Polar bears in western Hudson Bay, on the southern edge of the Canadian Arctic, continue to die in large numbers, according to a new study commissioned by the Canadian government. Females and cubs are particularly affected.

The researchers studied western Hudson Bay, dubbed the “polar bear capital of the world.” The survey took place in 2021 from the air. Researchers put the number of bears at 618, down from 842 in 2016 when last counted.

“The actual decline is much larger than I expected,” said University of Alberta biology professor Andrew Derocher, who has observed and studied Hudson Bay polar bears for nearly four decades. However, he did not participate in this study.

Since the 1980s, the region’s polar bear population has declined by almost 50%, according to the study’s authors. The ice essential to their survival is gradually disappearing.

Polar bears depend on Arctic sea ice, which shrinks in the summer with warmer temperatures and re-forms during the long winter. Ice surfaces are their hunting grounds. Bears wait for seals near holes in the thick ice as they come to the surface to breathe.

Climate change killing polar bears

But with the Arctic warming twice as fast as the rest of the planet due to climate change, sea ice is breaking up earlier in the year and taking longer to freeze over in the fall. As a result, many Arctic polar bears have less ice to live, hunt and breed.

Researchers are alarmed by the increasing number of deaths among cubs and females in western Hudson Bay. “These are the types of bears that we always predicted would be affected by environmental change,” says study lead author Stephen Atkinson, who has studied polar bears for more than 30 years.

Cubs need energy to grow and cannot survive long without enough food. “It certainly raises questions about continued viability,” Derocher says. “It is the reproductive engine of the population”.

The ability of western Hudson Bay polar bears to reproduce will decline, Atkinson says, “simply because there are fewer cubs surviving and growing.”

Polly Fennimore

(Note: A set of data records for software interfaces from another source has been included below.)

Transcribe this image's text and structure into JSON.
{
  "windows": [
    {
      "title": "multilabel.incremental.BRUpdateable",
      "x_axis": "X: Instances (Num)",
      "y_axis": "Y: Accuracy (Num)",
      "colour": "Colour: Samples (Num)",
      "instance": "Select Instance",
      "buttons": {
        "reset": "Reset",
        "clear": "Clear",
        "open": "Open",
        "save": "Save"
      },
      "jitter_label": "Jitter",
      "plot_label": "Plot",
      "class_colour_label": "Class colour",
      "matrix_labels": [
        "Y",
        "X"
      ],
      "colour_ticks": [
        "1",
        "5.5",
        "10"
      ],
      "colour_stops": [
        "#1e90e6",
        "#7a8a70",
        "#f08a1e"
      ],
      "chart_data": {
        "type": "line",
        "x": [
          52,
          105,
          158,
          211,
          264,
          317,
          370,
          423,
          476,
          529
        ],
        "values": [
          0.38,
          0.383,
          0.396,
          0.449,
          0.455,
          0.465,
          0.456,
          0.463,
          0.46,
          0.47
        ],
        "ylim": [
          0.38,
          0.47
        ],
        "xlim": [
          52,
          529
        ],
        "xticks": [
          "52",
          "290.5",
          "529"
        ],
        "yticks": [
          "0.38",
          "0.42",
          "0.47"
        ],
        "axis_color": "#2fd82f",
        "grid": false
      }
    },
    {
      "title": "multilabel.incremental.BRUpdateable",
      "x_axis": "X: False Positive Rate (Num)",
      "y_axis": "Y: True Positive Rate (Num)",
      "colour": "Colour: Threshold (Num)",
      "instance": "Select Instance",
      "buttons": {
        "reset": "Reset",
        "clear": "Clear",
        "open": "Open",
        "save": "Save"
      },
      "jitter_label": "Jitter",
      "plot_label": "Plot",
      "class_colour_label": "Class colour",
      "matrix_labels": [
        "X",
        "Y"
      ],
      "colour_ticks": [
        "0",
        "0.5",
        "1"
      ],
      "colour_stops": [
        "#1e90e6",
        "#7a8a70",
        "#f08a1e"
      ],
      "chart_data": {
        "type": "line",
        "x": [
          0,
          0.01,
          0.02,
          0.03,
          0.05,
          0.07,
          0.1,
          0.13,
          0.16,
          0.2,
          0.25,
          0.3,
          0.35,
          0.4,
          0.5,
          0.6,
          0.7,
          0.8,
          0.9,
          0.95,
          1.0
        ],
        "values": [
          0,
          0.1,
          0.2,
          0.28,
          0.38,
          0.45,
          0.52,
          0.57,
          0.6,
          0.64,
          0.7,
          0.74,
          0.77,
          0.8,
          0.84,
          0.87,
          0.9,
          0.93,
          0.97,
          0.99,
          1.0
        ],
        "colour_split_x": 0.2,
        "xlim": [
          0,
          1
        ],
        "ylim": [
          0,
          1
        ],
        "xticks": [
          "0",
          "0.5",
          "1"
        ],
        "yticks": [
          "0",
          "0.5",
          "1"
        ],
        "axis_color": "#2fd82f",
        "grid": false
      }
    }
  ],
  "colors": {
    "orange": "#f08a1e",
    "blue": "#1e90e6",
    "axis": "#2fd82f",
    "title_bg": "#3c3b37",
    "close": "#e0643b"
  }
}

Subtly charming explorer. Unable to type with boxing gloves on. Thinker. Twitter practitioner. Internet fanatic. Devoted music junkie.

Leave a Reply

Your email address will not be published. Required fields are marked *